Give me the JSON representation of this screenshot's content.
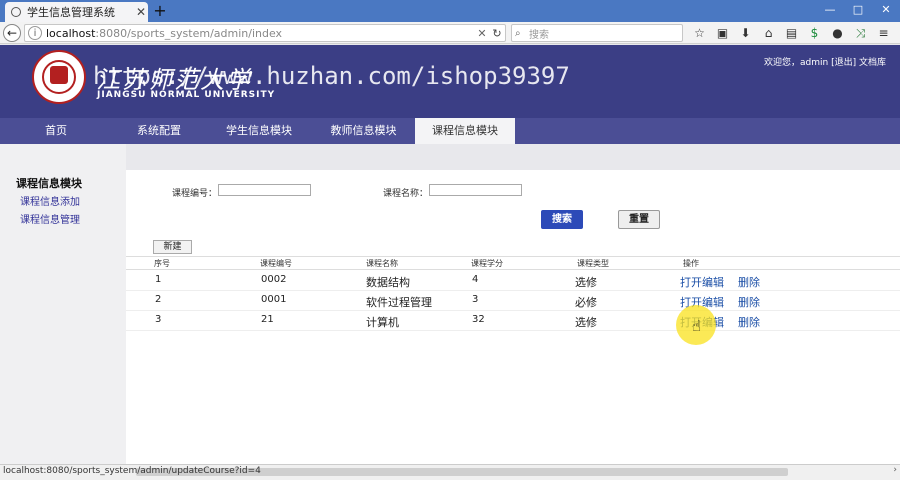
{
  "browser": {
    "tab_title": "学生信息管理系统",
    "tab_close": "✕",
    "new_tab": "+",
    "url_host": "localhost",
    "url_path": ":8080/sports_system/admin/index",
    "search_placeholder": "搜索",
    "status_url": "localhost:8080/sports_system/admin/updateCourse?id=4",
    "window_controls": [
      "—",
      "□",
      "✕"
    ],
    "toolbar_icons": [
      "star-icon",
      "clipboard-icon",
      "download-icon",
      "home-icon",
      "reader-icon",
      "extension-icon",
      "chat-icon",
      "share-icon",
      "menu-icon"
    ]
  },
  "header": {
    "logo_cn": "江苏师范大学",
    "logo_en": "JIANGSU NORMAL UNIVERSITY",
    "watermark": "https://www.huzhan.com/ishop39397",
    "user_info": "欢迎您，admin [退出]  文档库"
  },
  "nav": {
    "items": [
      {
        "label": "首页",
        "active": false
      },
      {
        "label": "系统配置",
        "active": false
      },
      {
        "label": "学生信息模块",
        "active": false
      },
      {
        "label": "教师信息模块",
        "active": false
      },
      {
        "label": "课程信息模块",
        "active": true
      }
    ]
  },
  "sidebar": {
    "title": "课程信息模块",
    "links": [
      "课程信息添加",
      "课程信息管理"
    ]
  },
  "search": {
    "code_label": "课程编号：",
    "name_label": "课程名称：",
    "code_value": "",
    "name_value": "",
    "search_button": "搜索",
    "reset_button": "重置",
    "new_button": "新建"
  },
  "table": {
    "headers": [
      "序号",
      "课程编号",
      "课程名称",
      "课程学分",
      "课程类型",
      "操作"
    ],
    "rows": [
      {
        "index": "1",
        "code": "0002",
        "name": "数据结构",
        "credit": "4",
        "type": "选修",
        "edit": "打开编辑",
        "delete": "删除"
      },
      {
        "index": "2",
        "code": "0001",
        "name": "软件过程管理",
        "credit": "3",
        "type": "必修",
        "edit": "打开编辑",
        "delete": "删除"
      },
      {
        "index": "3",
        "code": "21",
        "name": "计算机",
        "credit": "32",
        "type": "选修",
        "edit": "打开编辑",
        "delete": "删除"
      }
    ]
  },
  "colors": {
    "header_bg": "#3b3e85",
    "nav_bg": "#4b4e95",
    "link": "#1a4ea6",
    "primary_button": "#2c4ab8",
    "browser_tabbar": "#4a78c2"
  }
}
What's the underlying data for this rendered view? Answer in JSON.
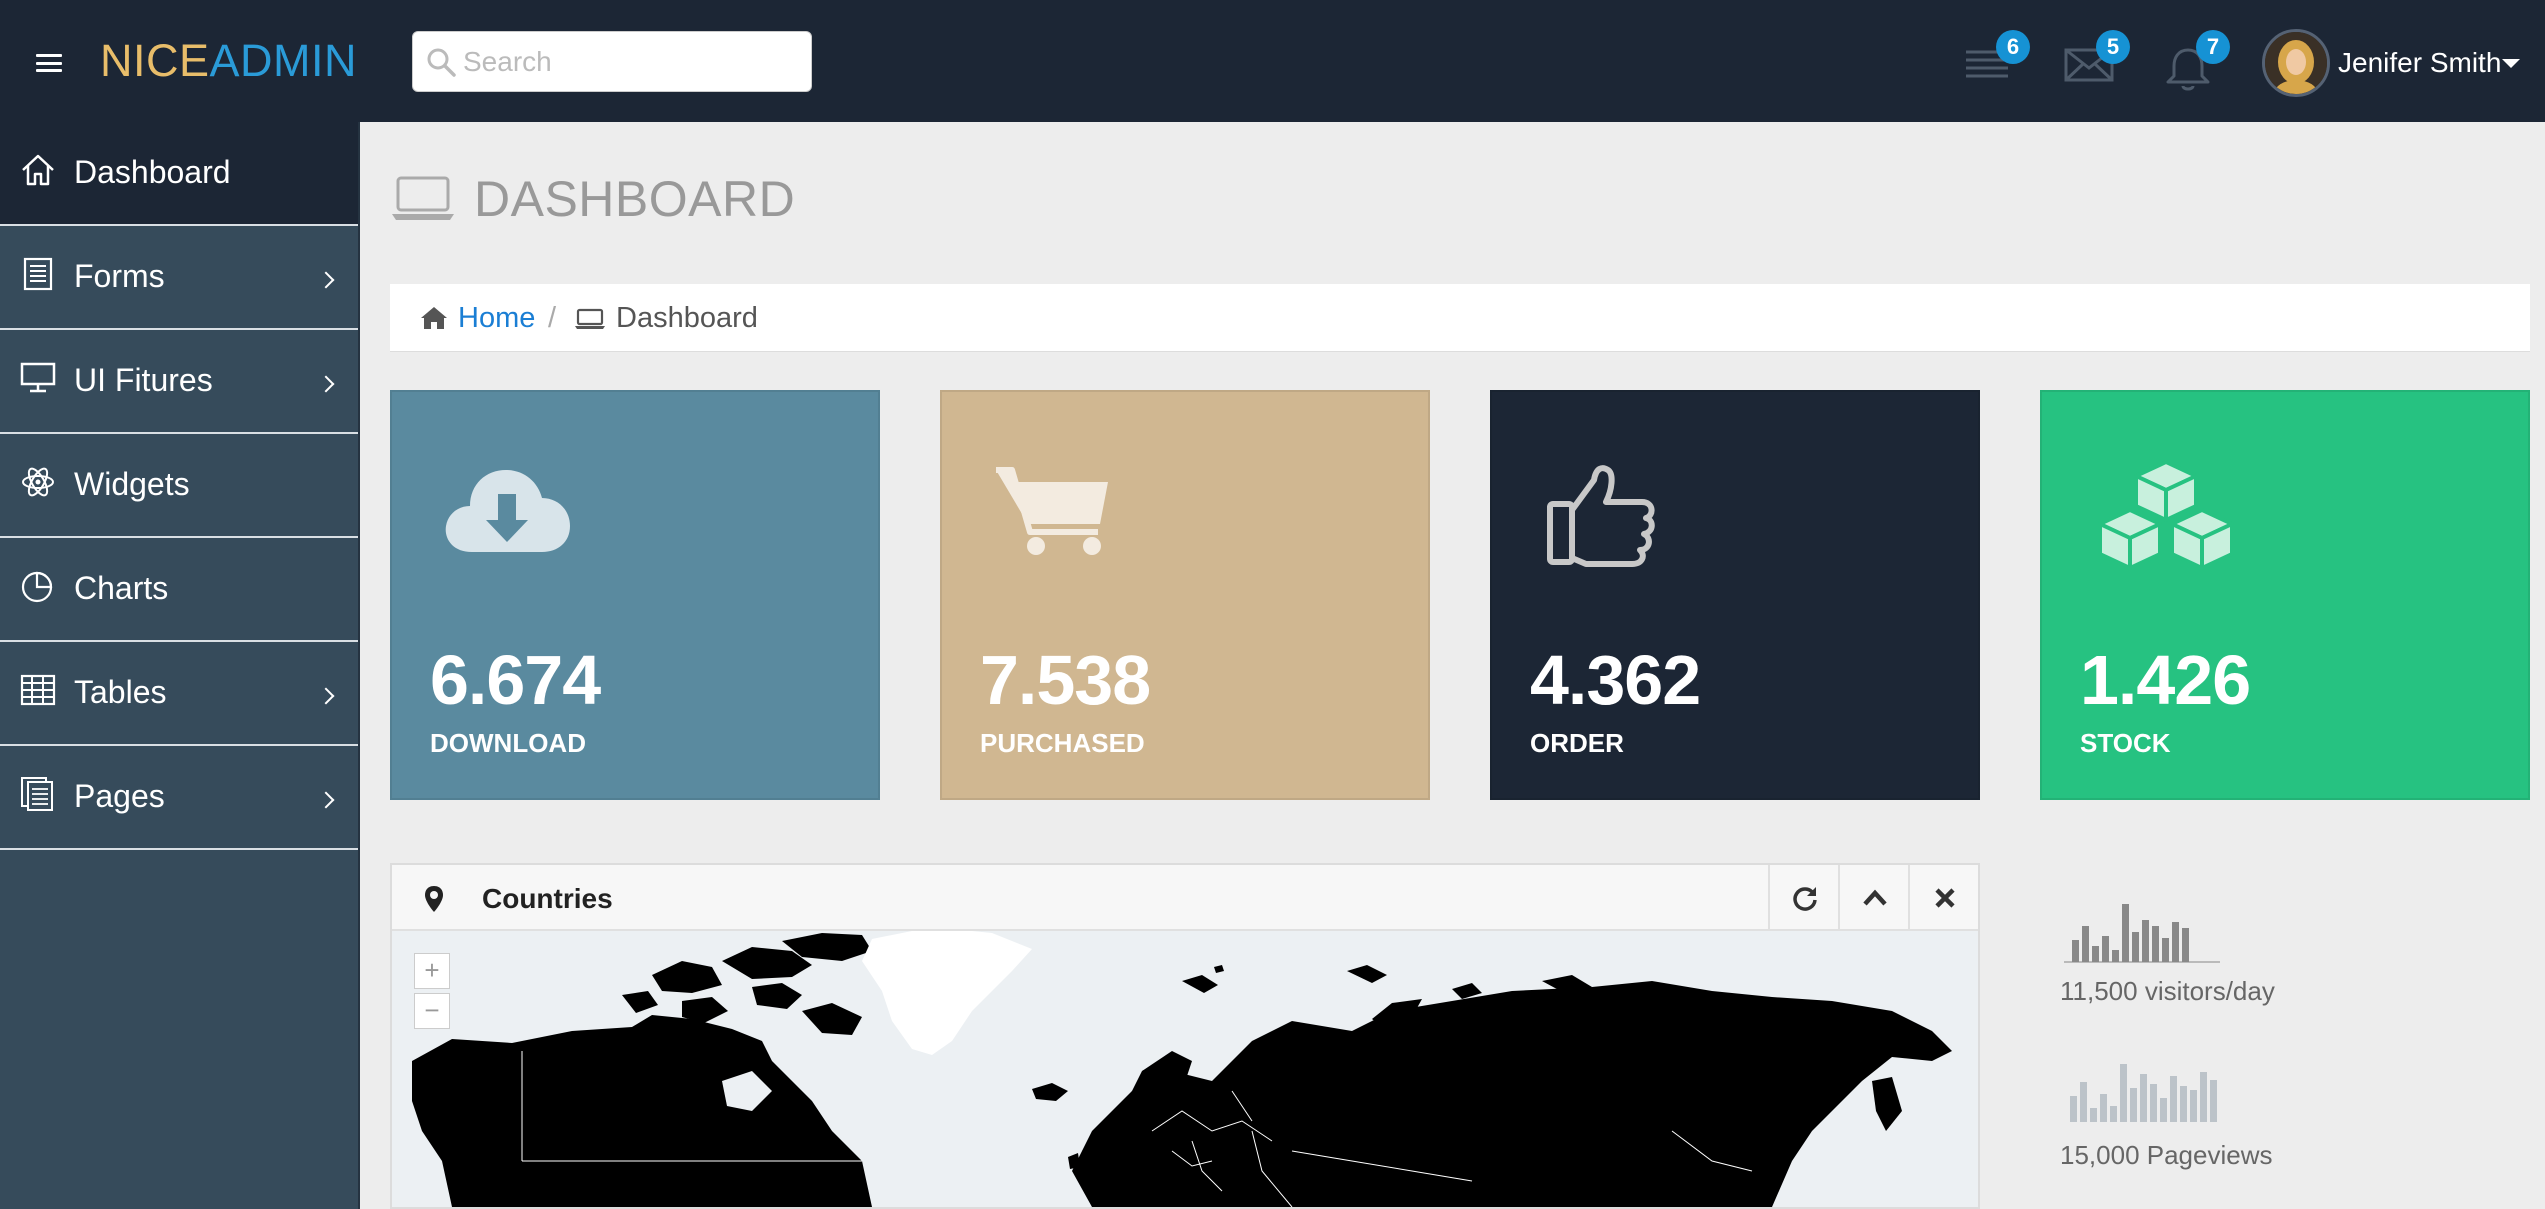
{
  "brand": {
    "part1": "NICE",
    "part2": "ADMIN"
  },
  "search": {
    "placeholder": "Search"
  },
  "header": {
    "tasks_badge": "6",
    "messages_badge": "5",
    "notifications_badge": "7",
    "user_name": "Jenifer Smith"
  },
  "sidebar": {
    "items": [
      {
        "label": "Dashboard",
        "icon": "home-icon",
        "active": true,
        "submenu": false
      },
      {
        "label": "Forms",
        "icon": "document-icon",
        "submenu": true
      },
      {
        "label": "UI Fitures",
        "icon": "desktop-icon",
        "submenu": true
      },
      {
        "label": "Widgets",
        "icon": "atom-icon",
        "submenu": false
      },
      {
        "label": "Charts",
        "icon": "pie-chart-icon",
        "submenu": false
      },
      {
        "label": "Tables",
        "icon": "table-icon",
        "submenu": true
      },
      {
        "label": "Pages",
        "icon": "pages-icon",
        "submenu": true
      }
    ]
  },
  "page": {
    "title": "DASHBOARD"
  },
  "breadcrumb": {
    "home": "Home",
    "separator": "/",
    "current": "Dashboard"
  },
  "tiles": [
    {
      "value": "6.674",
      "label": "DOWNLOAD",
      "icon": "cloud-download-icon",
      "color": "#5a8a9f"
    },
    {
      "value": "7.538",
      "label": "PURCHASED",
      "icon": "shopping-cart-icon",
      "color": "#d0b791"
    },
    {
      "value": "4.362",
      "label": "ORDER",
      "icon": "thumbs-up-icon",
      "color": "#1c2635"
    },
    {
      "value": "1.426",
      "label": "STOCK",
      "icon": "cubes-icon",
      "color": "#26c281"
    }
  ],
  "countries_panel": {
    "title": "Countries",
    "zoom_in": "+",
    "zoom_out": "−"
  },
  "stats": [
    {
      "text": "11,500 visitors/day"
    },
    {
      "text": "15,000 Pageviews"
    }
  ],
  "colors": {
    "header_bg": "#1c2635",
    "sidebar_bg": "#364b5b",
    "accent_blue": "#1692d4",
    "link_blue": "#1a7ed4"
  }
}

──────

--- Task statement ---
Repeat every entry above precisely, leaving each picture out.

--- Output for this task ---
Give me the JSON representation of this screenshot's content.
{
  "browser": {
    "tab_title": "学生信息管理系统",
    "tab_close": "✕",
    "new_tab": "+",
    "url_host": "localhost",
    "url_path": ":8080/sports_system/admin/index",
    "search_placeholder": "搜索",
    "status_url": "localhost:8080/sports_system/admin/updateCourse?id=4",
    "window_controls": [
      "—",
      "□",
      "✕"
    ],
    "toolbar_icons": [
      "star-icon",
      "clipboard-icon",
      "download-icon",
      "home-icon",
      "reader-icon",
      "extension-icon",
      "chat-icon",
      "share-icon",
      "menu-icon"
    ]
  },
  "header": {
    "logo_cn": "江苏师范大学",
    "logo_en": "JIANGSU NORMAL UNIVERSITY",
    "watermark": "https://www.huzhan.com/ishop39397",
    "user_info": "欢迎您，admin [退出]  文档库"
  },
  "nav": {
    "items": [
      {
        "label": "首页",
        "active": false
      },
      {
        "label": "系统配置",
        "active": false
      },
      {
        "label": "学生信息模块",
        "active": false
      },
      {
        "label": "教师信息模块",
        "active": false
      },
      {
        "label": "课程信息模块",
        "active": true
      }
    ]
  },
  "sidebar": {
    "title": "课程信息模块",
    "links": [
      "课程信息添加",
      "课程信息管理"
    ]
  },
  "search": {
    "code_label": "课程编号：",
    "name_label": "课程名称：",
    "code_value": "",
    "name_value": "",
    "search_button": "搜索",
    "reset_button": "重置",
    "new_button": "新建"
  },
  "table": {
    "headers": [
      "序号",
      "课程编号",
      "课程名称",
      "课程学分",
      "课程类型",
      "操作"
    ],
    "rows": [
      {
        "index": "1",
        "code": "0002",
        "name": "数据结构",
        "credit": "4",
        "type": "选修",
        "edit": "打开编辑",
        "delete": "删除"
      },
      {
        "index": "2",
        "code": "0001",
        "name": "软件过程管理",
        "credit": "3",
        "type": "必修",
        "edit": "打开编辑",
        "delete": "删除"
      },
      {
        "index": "3",
        "code": "21",
        "name": "计算机",
        "credit": "32",
        "type": "选修",
        "edit": "打开编辑",
        "delete": "删除"
      }
    ]
  },
  "colors": {
    "header_bg": "#3b3e85",
    "nav_bg": "#4b4e95",
    "link": "#1a4ea6",
    "primary_button": "#2c4ab8",
    "browser_tabbar": "#4a78c2"
  }
}
What's the underlying data for this rendered view? Answer in JSON.
{
  "brand": {
    "part1": "NICE",
    "part2": "ADMIN"
  },
  "search": {
    "placeholder": "Search"
  },
  "header": {
    "tasks_badge": "6",
    "messages_badge": "5",
    "notifications_badge": "7",
    "user_name": "Jenifer Smith"
  },
  "sidebar": {
    "items": [
      {
        "label": "Dashboard",
        "icon": "home-icon",
        "active": true,
        "submenu": false
      },
      {
        "label": "Forms",
        "icon": "document-icon",
        "submenu": true
      },
      {
        "label": "UI Fitures",
        "icon": "desktop-icon",
        "submenu": true
      },
      {
        "label": "Widgets",
        "icon": "atom-icon",
        "submenu": false
      },
      {
        "label": "Charts",
        "icon": "pie-chart-icon",
        "submenu": false
      },
      {
        "label": "Tables",
        "icon": "table-icon",
        "submenu": true
      },
      {
        "label": "Pages",
        "icon": "pages-icon",
        "submenu": true
      }
    ]
  },
  "page": {
    "title": "DASHBOARD"
  },
  "breadcrumb": {
    "home": "Home",
    "separator": "/",
    "current": "Dashboard"
  },
  "tiles": [
    {
      "value": "6.674",
      "label": "DOWNLOAD",
      "icon": "cloud-download-icon",
      "color": "#5a8a9f"
    },
    {
      "value": "7.538",
      "label": "PURCHASED",
      "icon": "shopping-cart-icon",
      "color": "#d0b791"
    },
    {
      "value": "4.362",
      "label": "ORDER",
      "icon": "thumbs-up-icon",
      "color": "#1c2635"
    },
    {
      "value": "1.426",
      "label": "STOCK",
      "icon": "cubes-icon",
      "color": "#26c281"
    }
  ],
  "countries_panel": {
    "title": "Countries",
    "zoom_in": "+",
    "zoom_out": "−"
  },
  "stats": [
    {
      "text": "11,500 visitors/day"
    },
    {
      "text": "15,000 Pageviews"
    }
  ],
  "colors": {
    "header_bg": "#1c2635",
    "sidebar_bg": "#364b5b",
    "accent_blue": "#1692d4",
    "link_blue": "#1a7ed4"
  }
}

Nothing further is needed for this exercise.